[Data about app and page elements]
------------------------------------------------
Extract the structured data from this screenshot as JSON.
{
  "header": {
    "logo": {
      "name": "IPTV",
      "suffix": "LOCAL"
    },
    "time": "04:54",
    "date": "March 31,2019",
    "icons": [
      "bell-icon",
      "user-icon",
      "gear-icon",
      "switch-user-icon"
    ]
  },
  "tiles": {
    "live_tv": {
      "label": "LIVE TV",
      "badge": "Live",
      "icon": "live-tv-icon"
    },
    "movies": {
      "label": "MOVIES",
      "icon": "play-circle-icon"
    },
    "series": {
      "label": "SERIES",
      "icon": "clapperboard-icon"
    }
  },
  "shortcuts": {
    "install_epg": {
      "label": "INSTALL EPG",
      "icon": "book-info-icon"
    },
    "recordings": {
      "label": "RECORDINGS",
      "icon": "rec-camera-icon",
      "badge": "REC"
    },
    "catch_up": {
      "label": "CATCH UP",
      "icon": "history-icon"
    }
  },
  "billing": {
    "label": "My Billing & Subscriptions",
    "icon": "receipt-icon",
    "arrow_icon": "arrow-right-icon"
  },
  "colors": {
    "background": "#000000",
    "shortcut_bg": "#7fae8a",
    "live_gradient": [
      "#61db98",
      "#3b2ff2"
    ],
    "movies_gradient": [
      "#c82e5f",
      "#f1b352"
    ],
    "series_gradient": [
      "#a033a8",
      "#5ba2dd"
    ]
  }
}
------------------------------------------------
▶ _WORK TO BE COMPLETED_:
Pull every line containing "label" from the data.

▶ _ANSWER TO THIS PROBLEM_:
      "label": "LIVE TV",
      "label": "MOVIES",
      "label": "SERIES",
      "label": "INSTALL EPG",
      "label": "RECORDINGS",
      "label": "CATCH UP",
    "label": "My Billing & Subscriptions",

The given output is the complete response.